In other words: Scurrilous mendacity.
Recently a Calibre Press training held a seminar at the Mall of America for over 150 police officers. The seminar was protested on social media sites and physically at the Mall of America, where around 30 or fewer people showed up. Two agencies withdrew their officers as a result of the uproar.
Who They Really Are
But it’s not just our training the protestors really have a problem with. As they stated at their protest/press conference (that involved no actual press): “The problem is not rotten apples or poor police training. The institution of policing is rotten. … We must disband the police.”
Said another speaker: “I think everybody up here would agree, pretty much, with abolishing the police.”
Our critics, in other words, who claim to speak on behalf of “the community,” are proud and avowed police abolitionists. They want the police gone! This truth is readily evident—the quotes above were made live and are available on their website called Unicorn Riot—but you would get no sense of it when reading the popular press. Protestors are simply referred to as a group of “critics” and “activists,” and our training is “controversial.” Balanced journalism? More like euphemism par excellence.

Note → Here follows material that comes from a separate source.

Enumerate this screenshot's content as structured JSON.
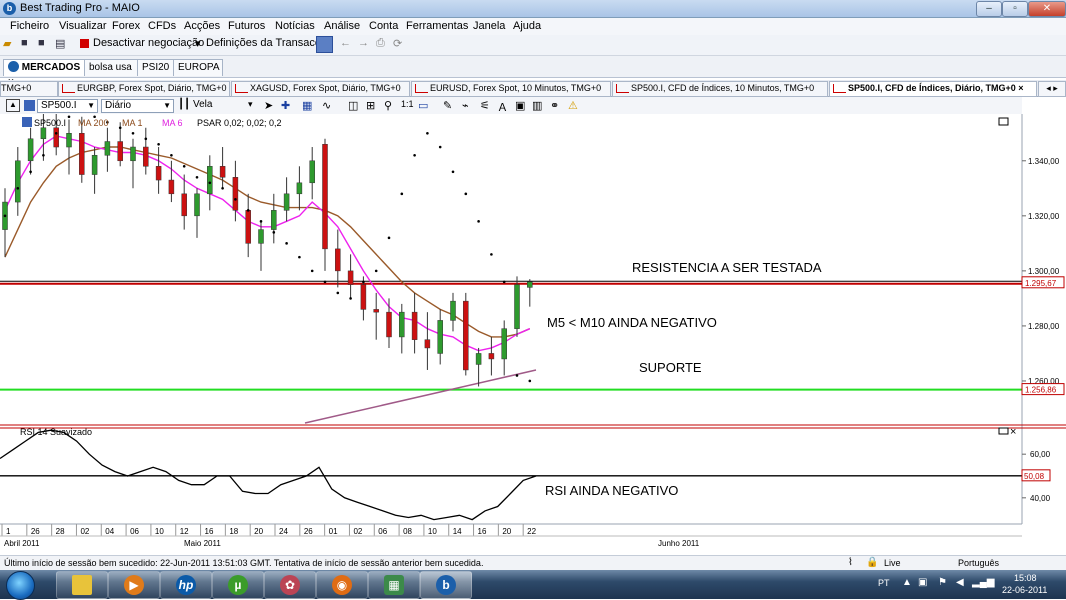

Since when does a tiny brigade of police haters get to dictate what sort of training police get?
Welcome to the 21st Century.
Like most civilian peace officers, I got into this line of work to help people. Specifically, to help people in crisis, people in their worst moments. And I was able to do that. I’m proud of my service. I saw a lot of misery, death, and destruction along the way. I saw, and participated in, real violence. That’s sadly part of this job. Not because I want it that way, but this is the world we live in. Do away with cops and you consign our most vulnerable citizens to prolonged victimhood and pain. No thanks.
So what Calibre Press has done is brought on some of the best instructors in the country, each extremely experienced and highly educated. We research and discuss in order to create courses that address the reality of the job. How to calm victims. Assure the delusional. Gather the facts. Pay attention. Be fair and impartial. Avoid judgement. Protect. Communicate effectively. Lead. Understand the insidiousness of stress. Recognize danger cues, preattack indicators and yes, survive deadly force encounters!
It’s not like we’re hiding from it! I’ve participated in dozens of interviews, written hundreds of articles—and a book too, with others forthcoming—among many other public interactions. In fact, we recently had a PhD candidate in psychology not only spend the day with us in training, but she provided constructive feedback and addressed our audience directly. We’ve invited news networks into our training and many have treated us fairly. Others, however, came with a bias. They wanted nothing more than an out-of-context snippet to substantiate, or at least accompany, their preexisting conclusions.
Few other police training companies would dream of this degree of transparency and interaction. I’m proud of what we do—largely because Calibre Press is constantly improving, forever researching. We’re doing our best to narrow the divide between cops and communities. We talk honestly about our shortcomings. Our critics, such as those who tried to shut us down last week, show no such introspection. They freely admit they want to deepen this divide, until cops go away.
Threaten, lie, cajole: It’s part of their game plan. Their endgame is to see us gone.
Should these be the people our profession listens to about policy and training?